You, me and baby makes three

By Dr Sumayya Ebrahim, psychologist.

You and your partner may be in love and have the ideal relationship – and you may think that both of you will be on the same page when you have a baby. However, what if your partner differs from you on the host of issues parenting brings?

Parenthood might reveal sides to yourself and your partner that neither of you knew existed and while couples counselling is common before marriage, pre-baby counselling is less of a practice but no less important. Many couple’s relationships change, sometimes for the worse, after they bring pregnancy and children into the equation. Emotions and situations arise from this new context that may not have surfaced before. For example, you may find your partner tends to be paranoid as he worries about the safety of you and your child. Similarly, your partner may find you to be impatient because you can’t deal with your crying baby.

While pre-baby counselling may not prevent troubles down the line or guarantee of post-baby bliss, it will provide a safe space to have constructive conversations around the roles and expectations you have of one other after the birth of your baby, as well as prepare you for new family relationships. Some of the conversations you and your partner may want to have with a therapist before baby arrives include intimacy, discipline, gender roles, education and finances. However, no matter the outcome and as counter intuitive as it may be, your baby will not come with preconceived ideas of wanting perfect parents. All children want are “good enough” parents and sometimes “good enough” may be good enough.

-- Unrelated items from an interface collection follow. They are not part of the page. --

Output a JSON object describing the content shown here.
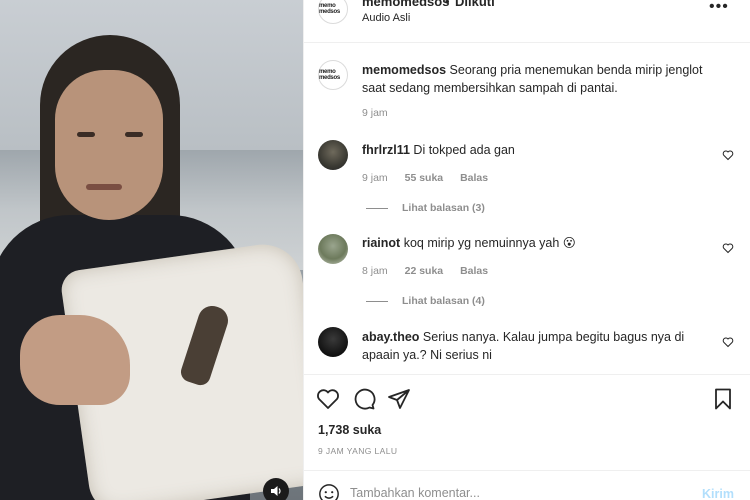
{
  "header": {
    "username": "memomedsos",
    "separator": "•",
    "follow_state": "Diikuti",
    "audio": "Audio Asli",
    "more_icon": "more-horizontal-icon",
    "avatar_text": "memo medsos"
  },
  "caption": {
    "username": "memomedsos",
    "text": "Seorang pria menemukan benda mirip jenglot saat sedang membersihkan sampah di pantai.",
    "time": "9 jam"
  },
  "comments": [
    {
      "username": "fhrlrzl11",
      "text": "Di tokped ada gan",
      "time": "9 jam",
      "likes": "55 suka",
      "reply": "Balas",
      "view_replies": "Lihat balasan (3)"
    },
    {
      "username": "riainot",
      "text": "koq mirip yg nemuinnya yah 😮",
      "time": "8 jam",
      "likes": "22 suka",
      "reply": "Balas",
      "view_replies": "Lihat balasan (4)"
    },
    {
      "username": "abay.theo",
      "text": "Serius nanya. Kalau jumpa begitu bagus nya di apaain ya.? Ni serius ni"
    }
  ],
  "stats": {
    "likes": "1,738 suka",
    "posted": "9 JAM YANG LALU"
  },
  "add_comment": {
    "placeholder": "Tambahkan komentar...",
    "post_label": "Kirim"
  },
  "colors": {
    "text": "#262626",
    "muted": "#8e8e8e",
    "border": "#efefef",
    "post_disabled": "#b2dffc"
  }
}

Four good reasons for pre-baby counselling

Sex: Changes in sex life post baby, even if these are temporary.

Finances: Babies come at a financial cost and can affect your lifestyle trends. How will these added responsibilities fit into your financial outlook?

World view: Have you agreed on the core values you will imbue your child with? Do you want to be on the same page as your partner all the time, or is it okay to differ? If you agree to disagree, how will you implement this practically?

Roles and Responsibilities: Will you share equal child-rearing responsibilities? Or will you follow traditional gender roles in child rearing?

Lifestyle: Do you want to give your child everything you didn’t have even if it leads you into debt? Or are you content with providing your child with what you can within your means?

If you and your partner have begun the conception conversation, a counsellor can serve as an objective sounding board and provide you with tools to make your parenting journey a little easier.